Harvey County relies on Lakeview Village, Inc. v. Board of Johnson County Comm'rs, 25 Kan. App. 2d 597, 966 P.2d 708 (1998), rev. denied 266 Kan. ___ (February 10, 1999), in support of its principal contention that housing for elderly persons should be examined separately from the CCRC organization as a whole for the purpose of property tax exemption. The opinion in Lakeview Village is silent with regard to the question of examining less than the organization as a whole for property tax exemption purposes. In its brief, Harvey County asserts that only the independent living units were at issue in Lakeview Village, but there is no documentation before this court relevant to the assertion.

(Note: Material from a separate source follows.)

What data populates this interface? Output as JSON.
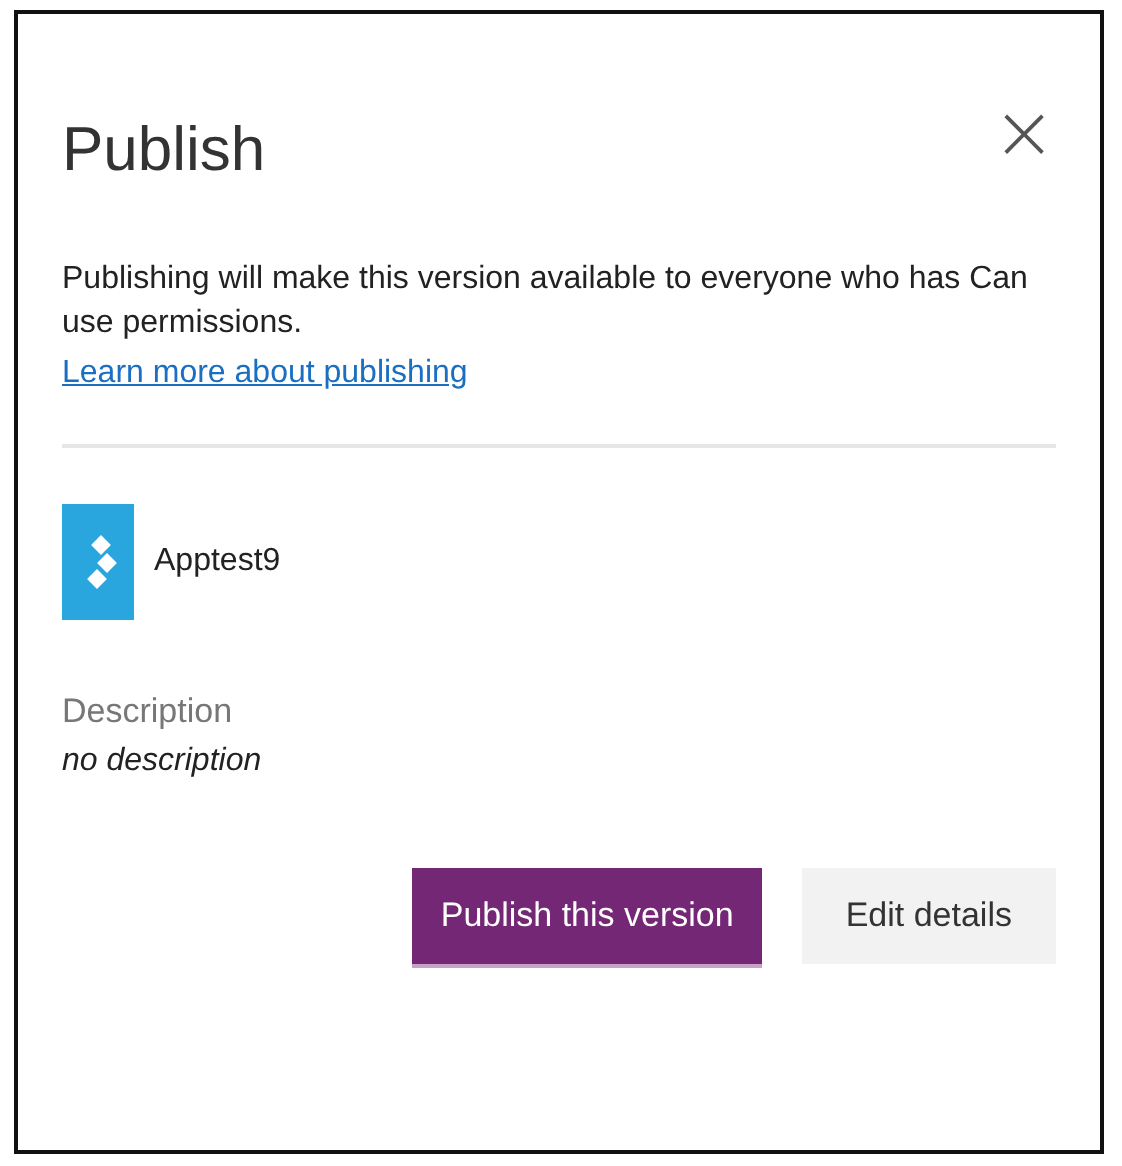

In light of the 1999 amendment to 79-201b Fifth, the statements in Lakeview Village have no current application here.
Harvey County also asks: "With elderly residents paying substantial entrance fees, lease purchase monies, monthly maintenance fees, and costs of additional services, are the corporate taxpayers actually 'operating' the housing facilities?" In other words, the County contends that 79-201b Fifth does not apply to the housing for elderly persons at issue because it governs property used exclusively for housing for elderly persons that is operated by a not-for-profit corporation, and appellees are not operating their housing for elderly persons. The County's basis for contending that appellees do not operate the housing for elderly persons units is its odd notion that, if residents pay for services, the organizations are not performing a function. If the same illogic were applied to the nursing home facilities, appellees would not be "operating" them either. Not only does the argument lack sense, appellees note that it was not raised in the BOTA proceedings. In addition, the status of the taxpayer as operating the housing facility is to be determined relative to the entire CCRC facility.
BOTA correctly granted ad valorem tax exemption based upon the operation of the entire CCRC facility, and the order of BOTA is affirmed.
ABBOTT, J., not participating.
CHRISTEL E. MARQUARDT, J., assigned.